BEGIN SOURCE INFORMATION
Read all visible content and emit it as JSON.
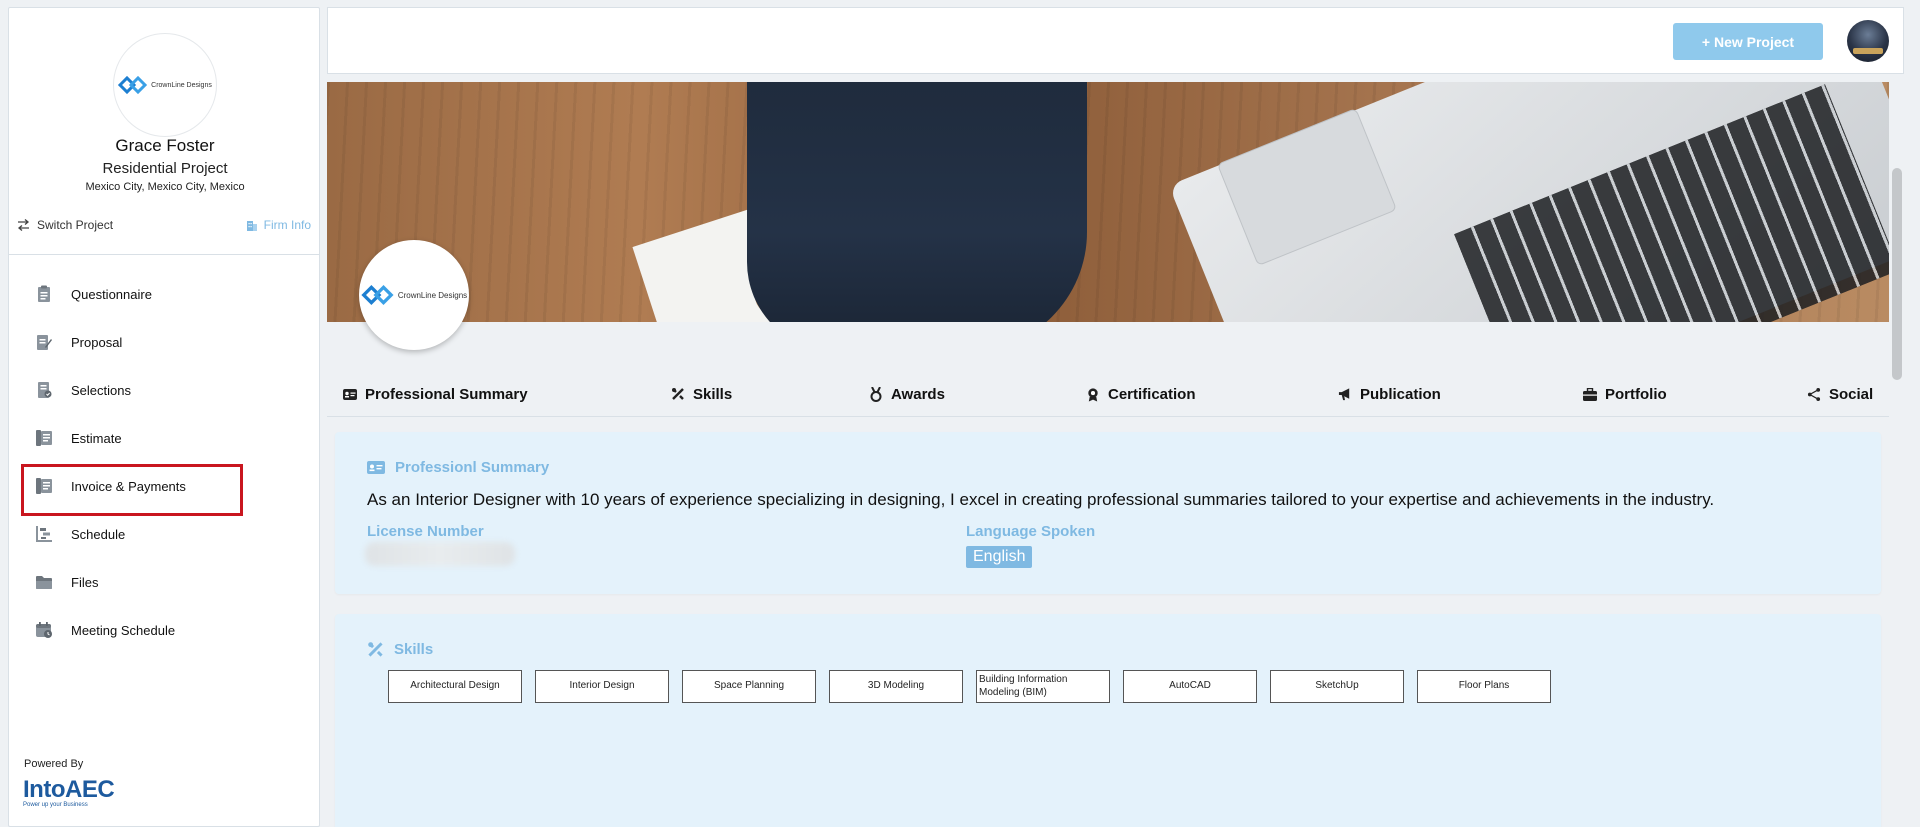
{
  "sidebar": {
    "company_logo_text": "CrownLine Designs",
    "client_name": "Grace Foster",
    "project_name": "Residential Project",
    "location": "Mexico City, Mexico City, Mexico",
    "switch_project": "Switch Project",
    "firm_info": "Firm Info",
    "menu": [
      {
        "label": "Questionnaire",
        "icon": "questionnaire-icon"
      },
      {
        "label": "Proposal",
        "icon": "proposal-icon"
      },
      {
        "label": "Selections",
        "icon": "selections-icon"
      },
      {
        "label": "Estimate",
        "icon": "estimate-icon"
      },
      {
        "label": "Invoice & Payments",
        "icon": "invoice-icon"
      },
      {
        "label": "Schedule",
        "icon": "schedule-icon"
      },
      {
        "label": "Files",
        "icon": "folder-icon"
      },
      {
        "label": "Meeting Schedule",
        "icon": "calendar-icon"
      }
    ],
    "powered_by": "Powered By",
    "brand_name": "IntoAEC",
    "brand_tagline": "Power up your Business"
  },
  "topbar": {
    "new_project": "+ New Project"
  },
  "profile": {
    "company_logo_text": "CrownLine Designs",
    "tabs": [
      {
        "label": "Professional Summary",
        "icon": "id-card-icon"
      },
      {
        "label": "Skills",
        "icon": "tools-icon"
      },
      {
        "label": "Awards",
        "icon": "medal-icon"
      },
      {
        "label": "Certification",
        "icon": "certificate-icon"
      },
      {
        "label": "Publication",
        "icon": "megaphone-icon"
      },
      {
        "label": "Portfolio",
        "icon": "briefcase-icon"
      },
      {
        "label": "Social",
        "icon": "share-icon"
      }
    ],
    "summary": {
      "title": "Professionl Summary",
      "text": "As an Interior Designer with 10 years of experience specializing in designing, I excel in creating professional summaries tailored to your expertise and achievements in the industry.",
      "license_label": "License Number",
      "language_label": "Language Spoken",
      "language_value": "English"
    },
    "skills": {
      "title": "Skills",
      "items": [
        "Architectural Design",
        "Interior Design",
        "Space Planning",
        "3D Modeling",
        "Building Information Modeling (BIM)",
        "AutoCAD",
        "SketchUp",
        "Floor Plans"
      ]
    }
  },
  "colors": {
    "accent": "#7fb9e2",
    "button": "#8fc9ec",
    "card_bg": "#e4f2fb",
    "highlight_border": "#c9161f"
  }
}
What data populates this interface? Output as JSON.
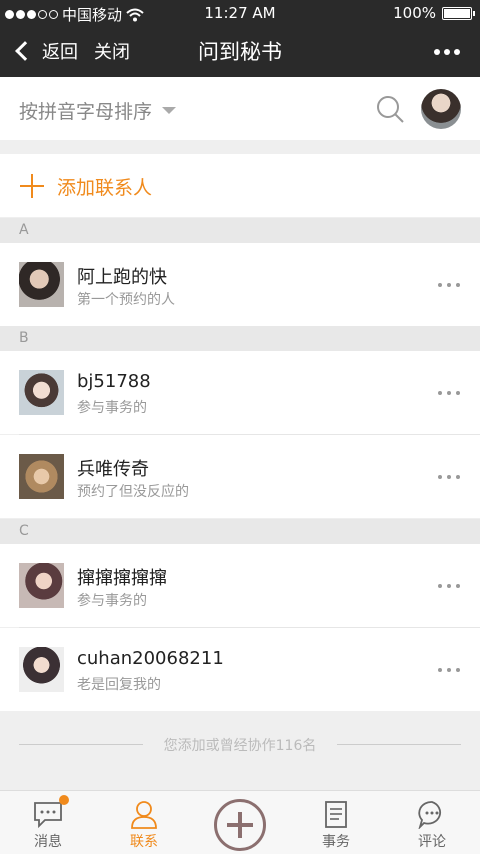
{
  "status": {
    "carrier": "中国移动",
    "time": "11:27 AM",
    "battery": "100%"
  },
  "header": {
    "back_label": "返回",
    "close_label": "关闭",
    "title": "问到秘书"
  },
  "sortbar": {
    "sort_label": "按拼音字母排序"
  },
  "add_contact": {
    "label": "添加联系人"
  },
  "sections": [
    {
      "letter": "A",
      "contacts": [
        {
          "name": "阿上跑的快",
          "desc": "第一个预约的人"
        }
      ]
    },
    {
      "letter": "B",
      "contacts": [
        {
          "name": "bj51788",
          "desc": "参与事务的"
        },
        {
          "name": "兵唯传奇",
          "desc": "预约了但没反应的"
        }
      ]
    },
    {
      "letter": "C",
      "contacts": [
        {
          "name": "撺撺撺撺撺",
          "desc": "参与事务的"
        },
        {
          "name": "cuhan20068211",
          "desc": "老是回复我的"
        }
      ]
    }
  ],
  "footer_note": "您添加或曾经协作116名",
  "tabs": [
    {
      "label": "消息",
      "icon": "message-icon"
    },
    {
      "label": "联系",
      "icon": "contact-icon"
    },
    {
      "label": "",
      "icon": "add-icon"
    },
    {
      "label": "事务",
      "icon": "task-icon"
    },
    {
      "label": "评论",
      "icon": "comment-icon"
    }
  ],
  "colors": {
    "accent": "#f08a1c",
    "header_bg": "#2a2a2a"
  }
}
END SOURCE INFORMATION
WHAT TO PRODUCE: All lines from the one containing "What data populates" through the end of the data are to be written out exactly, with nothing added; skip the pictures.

RESPONSE FOR THIS EXERCISE:
What data populates this interface? Output as JSON.
{
  "status": {
    "carrier": "中国移动",
    "time": "11:27 AM",
    "battery": "100%"
  },
  "header": {
    "back_label": "返回",
    "close_label": "关闭",
    "title": "问到秘书"
  },
  "sortbar": {
    "sort_label": "按拼音字母排序"
  },
  "add_contact": {
    "label": "添加联系人"
  },
  "sections": [
    {
      "letter": "A",
      "contacts": [
        {
          "name": "阿上跑的快",
          "desc": "第一个预约的人"
        }
      ]
    },
    {
      "letter": "B",
      "contacts": [
        {
          "name": "bj51788",
          "desc": "参与事务的"
        },
        {
          "name": "兵唯传奇",
          "desc": "预约了但没反应的"
        }
      ]
    },
    {
      "letter": "C",
      "contacts": [
        {
          "name": "撺撺撺撺撺",
          "desc": "参与事务的"
        },
        {
          "name": "cuhan20068211",
          "desc": "老是回复我的"
        }
      ]
    }
  ],
  "footer_note": "您添加或曾经协作116名",
  "tabs": [
    {
      "label": "消息",
      "icon": "message-icon"
    },
    {
      "label": "联系",
      "icon": "contact-icon"
    },
    {
      "label": "",
      "icon": "add-icon"
    },
    {
      "label": "事务",
      "icon": "task-icon"
    },
    {
      "label": "评论",
      "icon": "comment-icon"
    }
  ],
  "colors": {
    "accent": "#f08a1c",
    "header_bg": "#2a2a2a"
  }
}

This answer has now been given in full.